== Given records ==
--*--
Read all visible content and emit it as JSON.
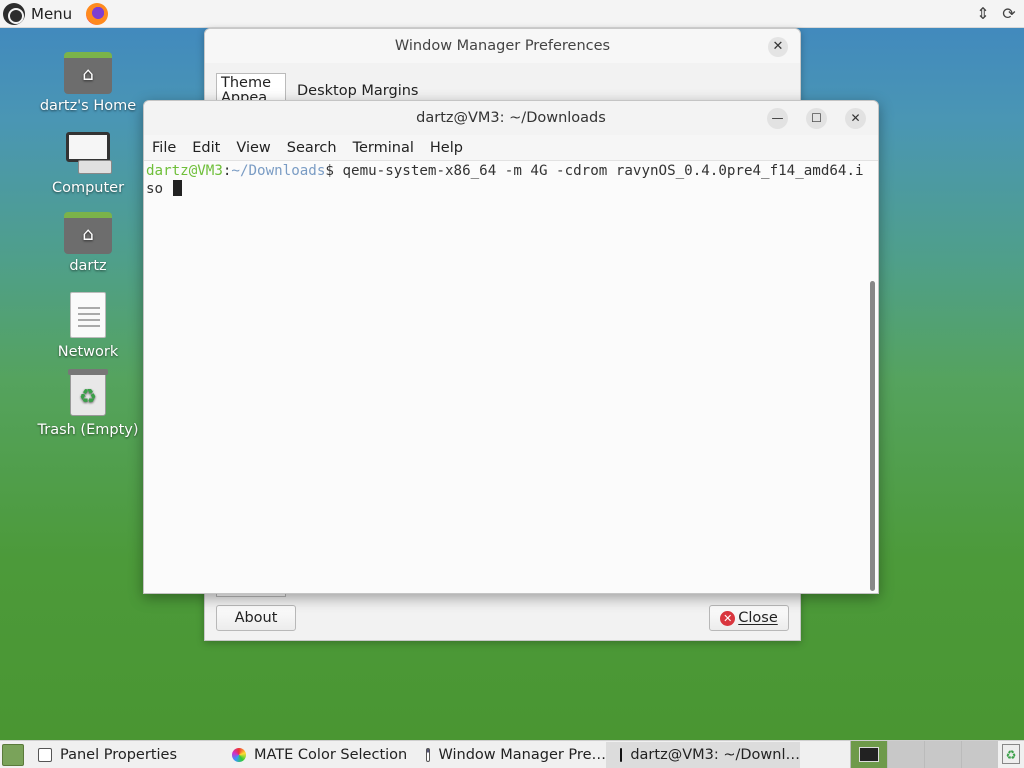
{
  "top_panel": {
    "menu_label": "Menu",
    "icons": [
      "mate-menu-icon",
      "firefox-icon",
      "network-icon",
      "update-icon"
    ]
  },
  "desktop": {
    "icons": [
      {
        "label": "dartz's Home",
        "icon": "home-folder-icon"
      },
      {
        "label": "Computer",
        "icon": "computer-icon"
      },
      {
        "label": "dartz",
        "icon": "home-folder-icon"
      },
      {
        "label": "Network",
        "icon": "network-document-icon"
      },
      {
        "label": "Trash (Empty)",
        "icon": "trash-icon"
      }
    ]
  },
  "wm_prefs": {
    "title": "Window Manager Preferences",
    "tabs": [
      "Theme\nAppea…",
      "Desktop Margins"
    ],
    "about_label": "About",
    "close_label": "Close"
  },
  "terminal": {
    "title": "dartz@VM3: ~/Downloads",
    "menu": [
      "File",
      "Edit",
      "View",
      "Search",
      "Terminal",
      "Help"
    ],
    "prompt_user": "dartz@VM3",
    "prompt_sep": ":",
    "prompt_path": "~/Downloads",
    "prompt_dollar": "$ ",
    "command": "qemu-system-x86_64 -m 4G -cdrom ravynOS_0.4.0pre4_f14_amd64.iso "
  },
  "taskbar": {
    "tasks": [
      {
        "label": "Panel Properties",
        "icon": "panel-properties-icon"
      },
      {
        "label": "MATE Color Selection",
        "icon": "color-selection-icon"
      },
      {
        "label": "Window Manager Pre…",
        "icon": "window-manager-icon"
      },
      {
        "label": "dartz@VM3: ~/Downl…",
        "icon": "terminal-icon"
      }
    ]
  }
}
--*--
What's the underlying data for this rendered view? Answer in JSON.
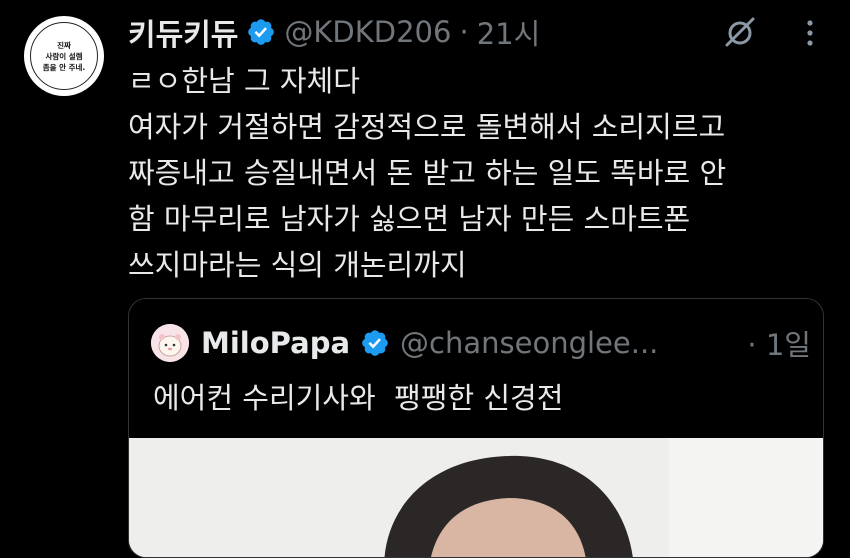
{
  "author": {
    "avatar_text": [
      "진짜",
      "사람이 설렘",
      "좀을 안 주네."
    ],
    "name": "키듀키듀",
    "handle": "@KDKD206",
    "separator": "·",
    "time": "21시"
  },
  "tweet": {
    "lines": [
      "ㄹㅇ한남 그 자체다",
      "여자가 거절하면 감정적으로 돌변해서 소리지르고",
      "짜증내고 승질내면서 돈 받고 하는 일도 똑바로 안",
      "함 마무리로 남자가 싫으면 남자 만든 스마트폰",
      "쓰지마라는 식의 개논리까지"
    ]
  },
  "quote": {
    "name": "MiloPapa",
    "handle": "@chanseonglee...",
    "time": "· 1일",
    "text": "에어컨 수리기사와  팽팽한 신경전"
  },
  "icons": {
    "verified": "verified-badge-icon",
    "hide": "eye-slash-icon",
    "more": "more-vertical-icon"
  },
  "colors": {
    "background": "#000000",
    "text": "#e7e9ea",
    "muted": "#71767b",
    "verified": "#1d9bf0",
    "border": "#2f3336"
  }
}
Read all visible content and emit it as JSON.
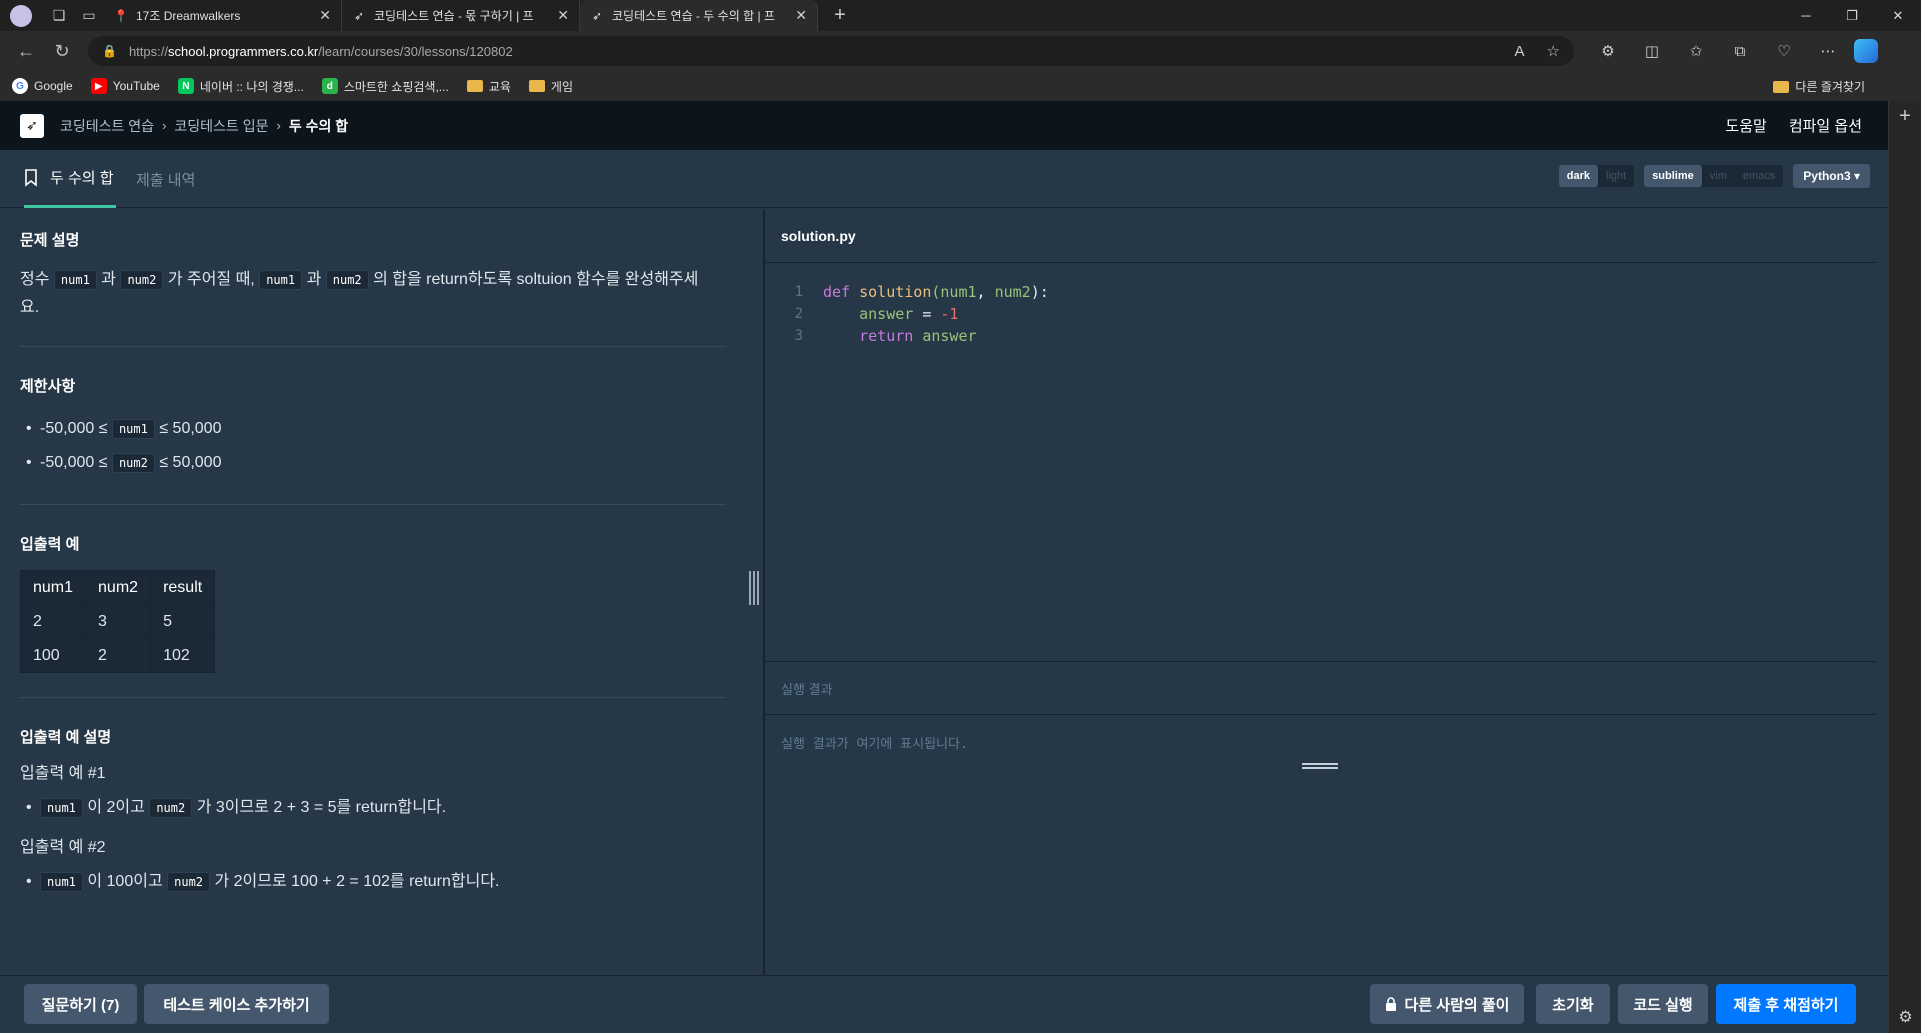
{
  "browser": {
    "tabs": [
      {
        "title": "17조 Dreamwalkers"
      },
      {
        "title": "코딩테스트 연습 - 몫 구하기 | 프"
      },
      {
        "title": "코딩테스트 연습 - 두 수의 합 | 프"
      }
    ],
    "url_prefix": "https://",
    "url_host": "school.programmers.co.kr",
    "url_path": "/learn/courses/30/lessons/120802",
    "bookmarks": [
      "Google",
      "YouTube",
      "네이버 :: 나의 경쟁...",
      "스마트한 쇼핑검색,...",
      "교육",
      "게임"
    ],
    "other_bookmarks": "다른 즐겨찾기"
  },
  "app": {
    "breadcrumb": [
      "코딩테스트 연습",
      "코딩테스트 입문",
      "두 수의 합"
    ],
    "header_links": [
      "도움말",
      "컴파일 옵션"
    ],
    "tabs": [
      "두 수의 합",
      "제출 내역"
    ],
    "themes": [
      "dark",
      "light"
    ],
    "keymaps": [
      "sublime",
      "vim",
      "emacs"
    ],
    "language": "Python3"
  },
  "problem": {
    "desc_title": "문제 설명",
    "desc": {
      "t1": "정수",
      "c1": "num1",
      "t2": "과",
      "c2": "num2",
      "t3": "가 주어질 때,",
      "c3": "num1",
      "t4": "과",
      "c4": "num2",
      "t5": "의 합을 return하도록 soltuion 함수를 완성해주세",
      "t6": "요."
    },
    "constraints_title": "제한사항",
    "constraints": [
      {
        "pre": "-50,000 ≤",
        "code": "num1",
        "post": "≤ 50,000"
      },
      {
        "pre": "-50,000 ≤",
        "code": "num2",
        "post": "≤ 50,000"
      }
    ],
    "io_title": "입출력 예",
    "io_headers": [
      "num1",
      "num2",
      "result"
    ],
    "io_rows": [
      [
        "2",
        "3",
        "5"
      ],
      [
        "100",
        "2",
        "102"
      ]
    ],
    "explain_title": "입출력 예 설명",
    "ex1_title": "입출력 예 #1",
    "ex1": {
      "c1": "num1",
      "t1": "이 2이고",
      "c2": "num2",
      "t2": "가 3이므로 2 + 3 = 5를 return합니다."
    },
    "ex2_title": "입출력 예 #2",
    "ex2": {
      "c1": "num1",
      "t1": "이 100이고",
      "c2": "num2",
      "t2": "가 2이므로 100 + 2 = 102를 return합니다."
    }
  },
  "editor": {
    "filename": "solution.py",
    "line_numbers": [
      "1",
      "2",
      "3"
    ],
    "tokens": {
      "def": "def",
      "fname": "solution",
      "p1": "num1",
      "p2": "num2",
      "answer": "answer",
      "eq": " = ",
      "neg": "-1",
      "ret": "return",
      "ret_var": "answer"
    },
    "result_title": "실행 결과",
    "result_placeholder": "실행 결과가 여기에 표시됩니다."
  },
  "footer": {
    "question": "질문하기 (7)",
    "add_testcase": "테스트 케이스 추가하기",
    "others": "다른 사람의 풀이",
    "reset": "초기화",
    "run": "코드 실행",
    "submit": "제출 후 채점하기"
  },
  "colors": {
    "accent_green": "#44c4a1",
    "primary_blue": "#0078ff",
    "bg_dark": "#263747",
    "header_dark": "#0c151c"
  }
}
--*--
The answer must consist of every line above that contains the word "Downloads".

    "title": "dartz@VM3: ~/Downloads",
    "prompt_path": "~/Downloads",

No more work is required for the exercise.